4. How is European Aeronautics Doing?
European airspace copes with an unprecedented number of passengers. In the defence field European aerospace products are used around the world for the protection and security of nations. The nations of Europe have an unrivalled ability to mount successful international collaborative projects on the most advanced technology-based products, civil as well as in defence.
It has created, in Airbus Industrie, a world leading supplier, this year outselling the USA in large airliners, and European world-class capabilities in its engine and equipment sectors.
In research the European Union Framework Programmes for aeronautics have grown in importance and improved in focus and delivery leading to the inclusion of aeronautics as a "Key Action" in the 5th Framework Programme. An important new approach was the introduction of large-scale integration projects. This Programme has had significant practical influence on the positioning of the national civil aeronautics programmes.
Aeronautics has been able to support European economic growth while implementing dramatic reductions in noise and fuel consumption. Noise outside the airport confines is now similar to that of motorway traffic. Over the past 20 years aircraft fuel consumption per flight has been reduced by 30-40%.
The market for aeronautical products is global - every customer in the world can find competitive products vying for orders. The biggest players by a long way are Europe and the USA. Competition is fierce between them.
Both have a large and talented workforce. Both had many successes in the first century of aeronautics. But the USA has a strategy - a determination to dominate in aerospace - and it signals this on every world stage. NASA has no parallel in Europe. Boeing, America's major aerospace company, has a civil turnover nearly 3 times that of Airbus Industrie. The US Administration has a record of sustained support to its aerospace industry.

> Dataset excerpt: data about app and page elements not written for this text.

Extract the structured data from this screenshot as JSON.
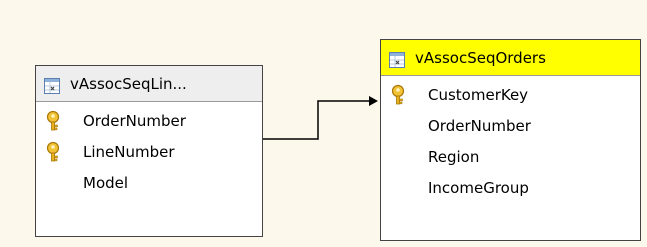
{
  "tables": [
    {
      "name": "vAssocSeqLin...",
      "columns": [
        {
          "name": "OrderNumber",
          "key": true
        },
        {
          "name": "LineNumber",
          "key": true
        },
        {
          "name": "Model",
          "key": false
        }
      ]
    },
    {
      "name": "vAssocSeqOrders",
      "columns": [
        {
          "name": "CustomerKey",
          "key": true
        },
        {
          "name": "OrderNumber",
          "key": false
        },
        {
          "name": "Region",
          "key": false
        },
        {
          "name": "IncomeGroup",
          "key": false
        }
      ]
    }
  ],
  "colors": {
    "selected_header": "#ffff00",
    "header": "#eeeeee",
    "background": "#fdf8ec",
    "key_gold": "#e8b21c"
  }
}
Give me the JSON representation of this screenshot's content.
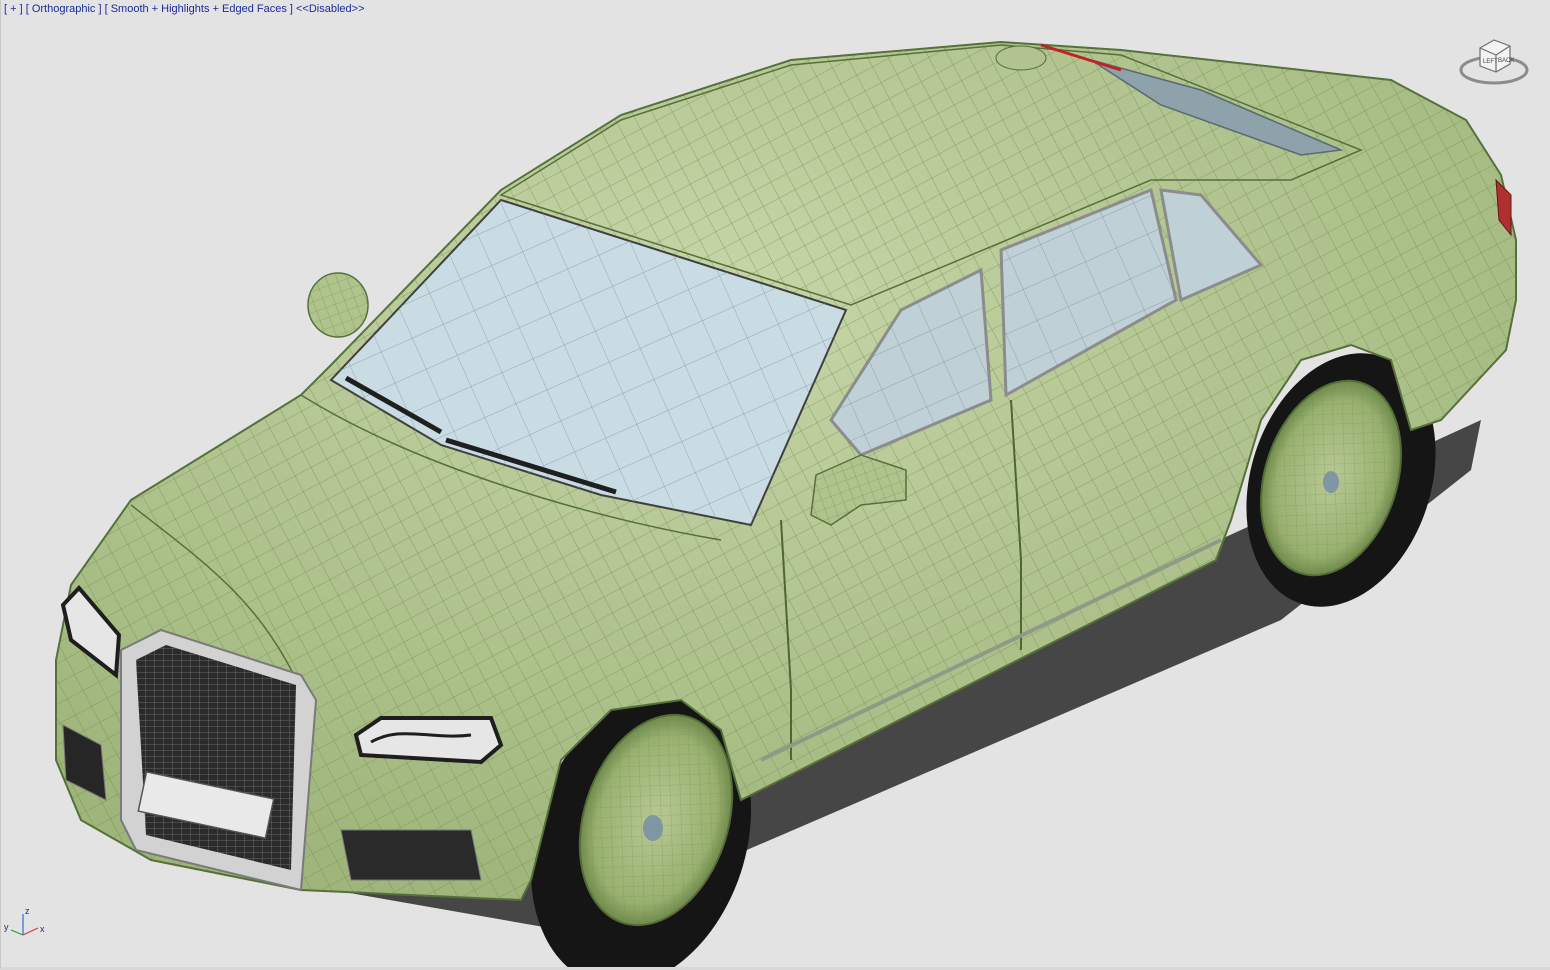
{
  "viewport": {
    "label_plus": "[ + ]",
    "label_view": "[ Orthographic ]",
    "label_shading": "[ Smooth + Highlights + Edged Faces ]",
    "label_disabled": "<<Disabled>>"
  },
  "viewcube": {
    "icon": "viewcube-icon"
  },
  "axis": {
    "x": "x",
    "y": "y",
    "z": "z"
  },
  "colors": {
    "background": "#e3e3e3",
    "body": "#a9bf86",
    "body_light": "#c3d3a3",
    "wire": "#6f8a4c",
    "glass": "#c9dce3",
    "grille": "#2c2c2c",
    "tire": "#161616",
    "label_text": "#1a2b9a"
  }
}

American unified public funding for aeronautics far surpasses Europe's combined investment, which is itself fragmented around the nations of the EU. Europe has no clear, coherent strategy for continued success. More rational funding for research and technology must be seen as a key element of a European aeronautics policy.
Despite these factors Europe now competes head to head in large aircraft, in aero engines and in equipment.
a string of wider benefits